Sure, those five free gigabytes may not be enough, but you can get extra storage. For example, paying 10 dollars per month gives 2 terabytes, and one dollar gives 50 gigabytes, which should be more than enough.

Find the iCloud tab in System Preferences and sign in with your Apple ID. There will be an Options box next to iCloud Drive (also, make sure that the box on the left is ticked). From here, you can copy and paste folders or separate files from your MacBook to iCloud. 

Backing up files on iCloud also means that you can access the data on another Apple device.
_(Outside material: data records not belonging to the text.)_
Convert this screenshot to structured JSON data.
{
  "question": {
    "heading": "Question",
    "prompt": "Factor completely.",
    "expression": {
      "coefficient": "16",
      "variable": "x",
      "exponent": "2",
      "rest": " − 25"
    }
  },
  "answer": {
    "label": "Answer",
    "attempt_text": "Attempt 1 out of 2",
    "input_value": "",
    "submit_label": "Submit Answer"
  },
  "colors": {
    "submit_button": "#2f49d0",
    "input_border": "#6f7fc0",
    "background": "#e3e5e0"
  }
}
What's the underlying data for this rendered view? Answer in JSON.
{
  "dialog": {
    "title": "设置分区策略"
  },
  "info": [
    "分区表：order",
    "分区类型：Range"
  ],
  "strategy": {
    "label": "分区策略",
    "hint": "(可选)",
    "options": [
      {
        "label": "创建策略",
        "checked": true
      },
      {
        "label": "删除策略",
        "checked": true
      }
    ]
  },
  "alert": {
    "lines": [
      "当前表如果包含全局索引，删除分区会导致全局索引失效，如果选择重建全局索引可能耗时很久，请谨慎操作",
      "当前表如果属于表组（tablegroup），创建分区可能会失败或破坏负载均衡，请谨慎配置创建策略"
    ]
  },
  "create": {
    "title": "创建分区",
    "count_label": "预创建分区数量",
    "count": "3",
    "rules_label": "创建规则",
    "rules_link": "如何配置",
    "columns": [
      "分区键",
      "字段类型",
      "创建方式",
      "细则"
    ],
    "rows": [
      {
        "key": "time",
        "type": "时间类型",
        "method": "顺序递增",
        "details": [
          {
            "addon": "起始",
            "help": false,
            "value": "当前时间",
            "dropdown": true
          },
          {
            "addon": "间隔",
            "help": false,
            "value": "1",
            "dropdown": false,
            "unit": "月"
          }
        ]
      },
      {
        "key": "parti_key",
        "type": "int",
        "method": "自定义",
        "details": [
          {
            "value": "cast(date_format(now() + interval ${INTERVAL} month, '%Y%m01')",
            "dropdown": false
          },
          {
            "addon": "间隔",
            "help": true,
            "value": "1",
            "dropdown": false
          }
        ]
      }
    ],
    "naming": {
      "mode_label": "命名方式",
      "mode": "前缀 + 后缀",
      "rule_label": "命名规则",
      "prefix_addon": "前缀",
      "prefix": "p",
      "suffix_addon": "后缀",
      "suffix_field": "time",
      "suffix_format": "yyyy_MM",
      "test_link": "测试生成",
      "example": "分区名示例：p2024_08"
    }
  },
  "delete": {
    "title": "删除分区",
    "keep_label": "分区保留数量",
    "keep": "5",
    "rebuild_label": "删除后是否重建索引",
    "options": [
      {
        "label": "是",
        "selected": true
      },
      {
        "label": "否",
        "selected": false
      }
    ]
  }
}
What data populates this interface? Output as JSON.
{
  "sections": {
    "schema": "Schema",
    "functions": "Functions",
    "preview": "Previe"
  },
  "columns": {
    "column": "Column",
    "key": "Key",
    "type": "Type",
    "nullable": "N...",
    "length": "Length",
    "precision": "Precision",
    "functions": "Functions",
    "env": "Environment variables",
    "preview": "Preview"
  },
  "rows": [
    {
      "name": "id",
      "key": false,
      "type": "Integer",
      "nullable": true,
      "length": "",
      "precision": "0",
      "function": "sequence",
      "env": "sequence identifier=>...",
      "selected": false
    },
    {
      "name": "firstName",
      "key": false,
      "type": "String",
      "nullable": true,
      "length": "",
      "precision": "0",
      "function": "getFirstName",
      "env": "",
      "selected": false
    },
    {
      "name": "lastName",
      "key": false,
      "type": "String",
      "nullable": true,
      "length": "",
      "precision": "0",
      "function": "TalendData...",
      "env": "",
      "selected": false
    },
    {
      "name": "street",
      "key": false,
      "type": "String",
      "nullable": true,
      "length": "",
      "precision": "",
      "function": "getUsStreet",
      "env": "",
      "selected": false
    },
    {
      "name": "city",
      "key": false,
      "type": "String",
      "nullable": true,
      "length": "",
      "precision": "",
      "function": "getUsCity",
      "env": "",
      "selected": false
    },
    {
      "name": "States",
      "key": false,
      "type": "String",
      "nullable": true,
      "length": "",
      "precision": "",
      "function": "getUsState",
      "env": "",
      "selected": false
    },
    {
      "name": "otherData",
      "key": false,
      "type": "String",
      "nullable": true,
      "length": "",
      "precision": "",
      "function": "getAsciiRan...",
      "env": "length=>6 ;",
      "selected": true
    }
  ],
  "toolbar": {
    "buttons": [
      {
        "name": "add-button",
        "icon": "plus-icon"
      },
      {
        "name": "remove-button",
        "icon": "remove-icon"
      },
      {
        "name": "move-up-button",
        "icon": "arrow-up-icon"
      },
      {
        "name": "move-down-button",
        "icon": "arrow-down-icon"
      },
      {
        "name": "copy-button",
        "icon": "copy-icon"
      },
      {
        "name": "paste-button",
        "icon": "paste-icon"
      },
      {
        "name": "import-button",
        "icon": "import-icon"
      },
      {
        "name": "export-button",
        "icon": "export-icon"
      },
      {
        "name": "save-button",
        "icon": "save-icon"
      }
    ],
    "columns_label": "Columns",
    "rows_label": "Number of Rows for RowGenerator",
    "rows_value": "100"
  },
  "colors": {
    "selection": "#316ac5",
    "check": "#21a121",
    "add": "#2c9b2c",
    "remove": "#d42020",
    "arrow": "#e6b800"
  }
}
If you have an iPhone or an iPad, you can sync the devices with your iCloud account and make things easier for yourself.

Finally, it is worth mentioning that even when iCloud is the default cloud service for macOS, you can also consider using Dropbox, Google Drive, and other cloud storage services if you feel like doing so.

Final Thoughts

To sum it all up, knowing how to back up data using either iCloud or Time Machine should be enough to get you started if you have not bothered creating your Mac file copies.

The two methods are different. For Time Machine, you will need to invest in an external hard drive, but iCloud would require a monthly fee if five gigabytes of free storage is not enough.

Regardless, spending some money to have a safe backup of the computer files is a good investment, and it is worth backing up files on both iCloud and Time Machine to give yourself extra peace of mind.